Flood displaced families endure dire conditions in crowded school shelter
A woman and child play in the corridor of a school relief site, while other displaced families look on.
By David Youngmeyer
SINDH, Pakistan – Brightly coloured washing hangs in the corridor of a school in Badin district, where there are no students or teachers. Instead, the school has become a temporary home to some 127 families, displaced by the severe monsoon floods that have ravaged southern Pakistan.
In one of the dimly lit classrooms, a mix of children and adults rest on thin mats, which provide little comfort from the hard tile floor. A few meagre possessions line one of the walls. There are no chairs or beds and swarms of flies crawl over every surface. Three families including 30 children, share this one tiny room.
‘It’s hard for the children’
“It’s crowded and dirty here, and there are lots of mosquitoes,” Gul Ansari
A spokesperson for one of the families, Gul Ansari, expressed the difficulty of living in such cramped quarters. “It’s crowded and dirty here, and there are lots of mosquitoes,” he said. “We are grateful that food is being provided, although the last supplies we got were 15 days ago. It’s hard for the children.”
Gul said that several of the children living in this classroom are suffering from diarrhoea. A nearby hospital is available if treatment is necessary.
“The children would all like to go home as soon as possible,” said Gul. “They have nothing to do here and with so many children in such a small space it’s hard to maintain any kind of order.”
An uncertain future
Gul used to own a small business making ice-cream and selling it from his bicycle. When the floods hit, all his ice-cream production equipment was washed away. Now there is no income to sustain his family. Resignedly, he explained that most people he’s spoken to in the camp are facing similar challenges.
Grabbing what little they could from their home Gul and his family, they walked an hour to escape the floodwaters and reach the relative safety of the school relief shelter. How they feel about that decision now, only they can know, but like everyone caught up in the flood disaster, they just want to go home.

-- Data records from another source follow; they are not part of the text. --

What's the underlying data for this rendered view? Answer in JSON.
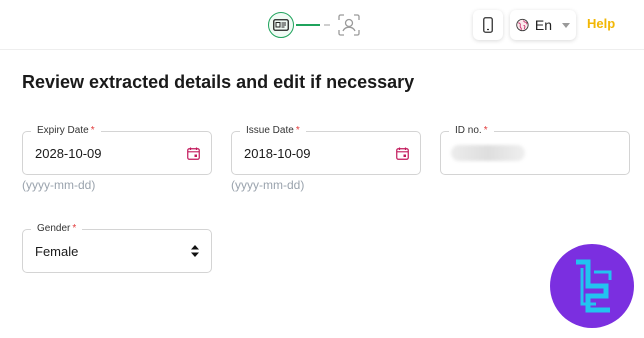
{
  "header": {
    "steps": [
      {
        "name": "id-card-step",
        "state": "active"
      },
      {
        "name": "face-scan-step",
        "state": "pending"
      }
    ],
    "language": {
      "label": "En",
      "icon": "globe-icon"
    },
    "help_label": "Help",
    "colors": {
      "accent": "#1fa35c",
      "help": "#f2b705"
    }
  },
  "main": {
    "title": "Review extracted details and edit if necessary",
    "fields": {
      "expiry_date": {
        "label": "Expiry Date",
        "required": "*",
        "value": "2028-10-09",
        "hint": "(yyyy-mm-dd)"
      },
      "issue_date": {
        "label": "Issue Date",
        "required": "*",
        "value": "2018-10-09",
        "hint": "(yyyy-mm-dd)"
      },
      "id_no": {
        "label": "ID no.",
        "required": "*",
        "value": ""
      },
      "gender": {
        "label": "Gender",
        "required": "*",
        "value": "Female"
      }
    }
  },
  "logo": {
    "icon": "brand-logo-icon",
    "color": "#7b2fe0"
  }
}
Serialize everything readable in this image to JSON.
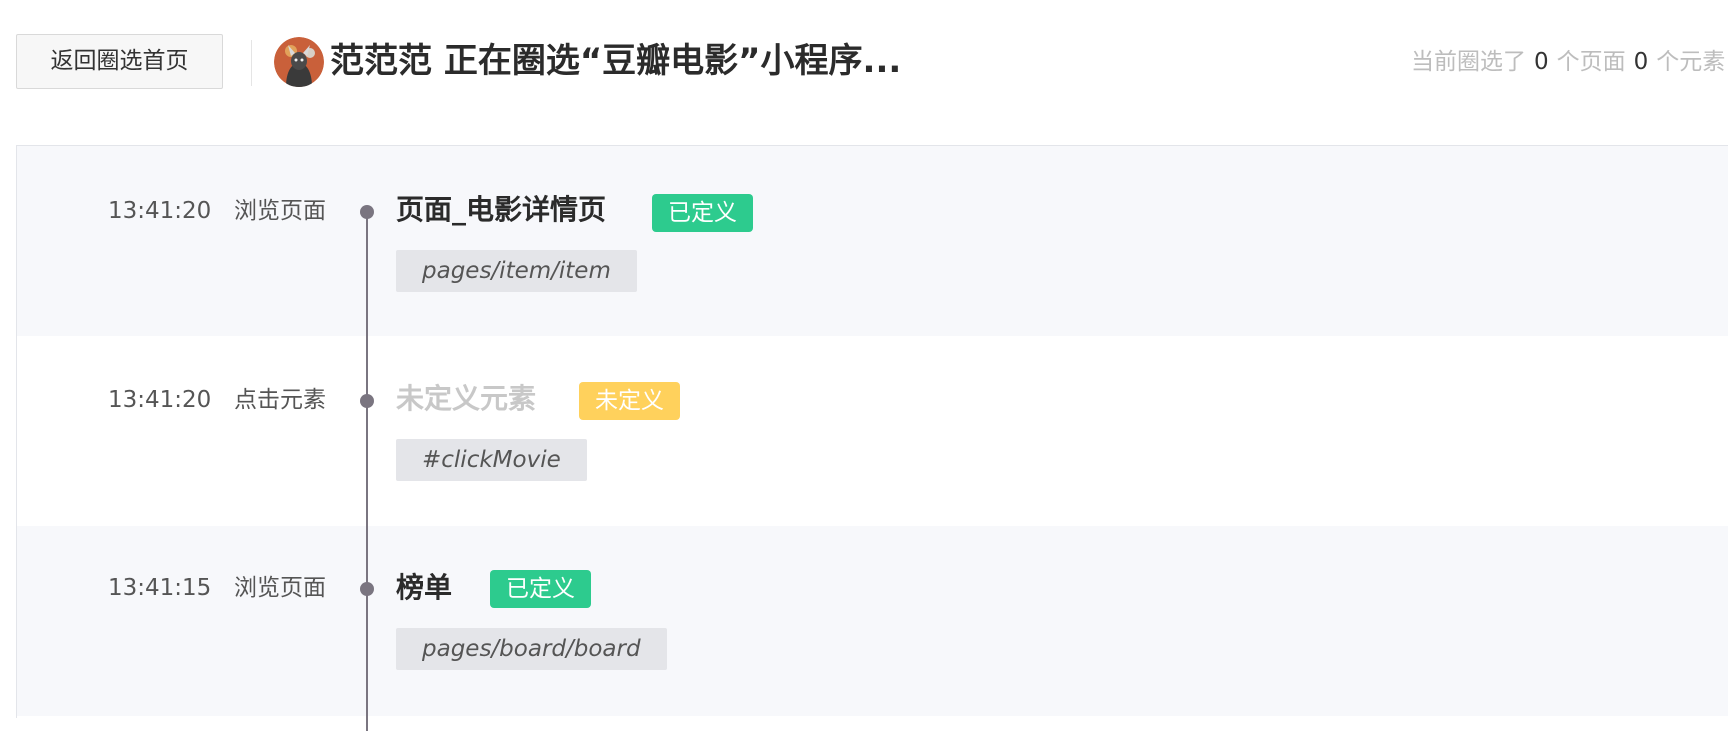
{
  "header": {
    "back_button_label": "返回圈选首页",
    "title": "范范范 正在圈选“豆瓣电影”小程序...",
    "summary_prefix": "当前圈选了",
    "page_count": "0",
    "page_unit": "个页面",
    "element_count": "0",
    "element_unit": "个元素"
  },
  "colors": {
    "defined_badge": "#2dcb8e",
    "undefined_badge": "#ffd15c",
    "timeline": "#7a7580"
  },
  "events": [
    {
      "time": "13:41:20",
      "type": "浏览页面",
      "name": "页面_电影详情页",
      "status": "已定义",
      "path": "pages/item/item"
    },
    {
      "time": "13:41:20",
      "type": "点击元素",
      "name": "未定义元素",
      "status": "未定义",
      "path": "#clickMovie"
    },
    {
      "time": "13:41:15",
      "type": "浏览页面",
      "name": "榜单",
      "status": "已定义",
      "path": "pages/board/board"
    }
  ]
}
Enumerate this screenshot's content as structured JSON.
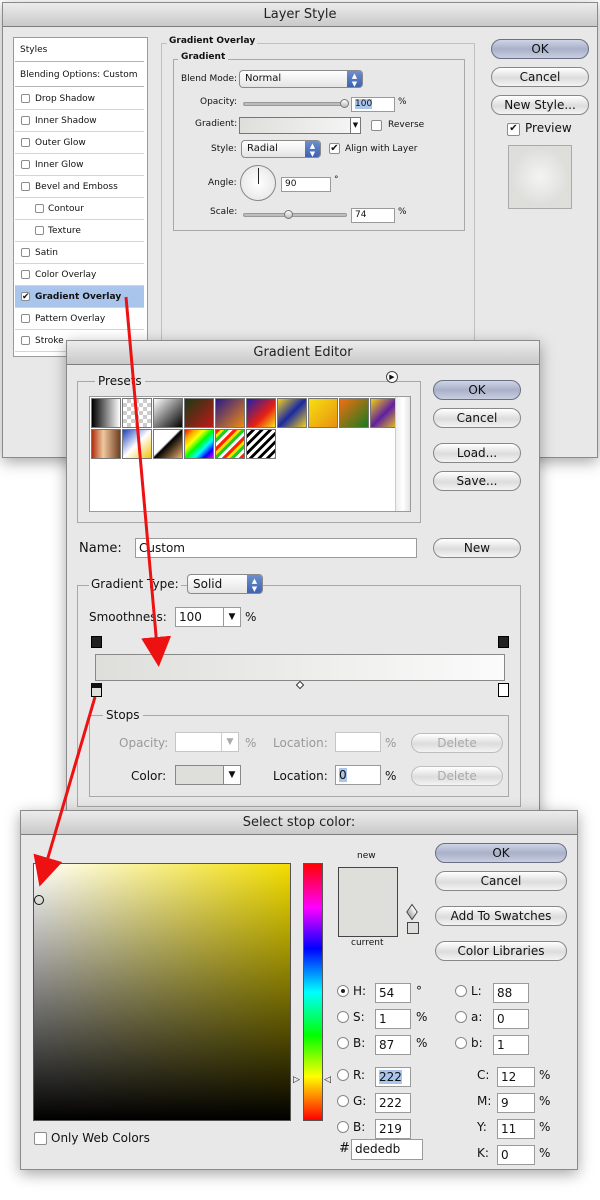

A UNICEF-supported assessment team confirmed that clean water is being delivered to the school regularly by district authorities, but identified a need for water and hygiene-related supplies, such as buckets, soap and jerry cans, along with hygiene kits, which have since been distributed at the school. UNICEF hygiene kits provide supplies such as soap, soap dish, toothpaste, toothbrushes, flannel cloth and towels.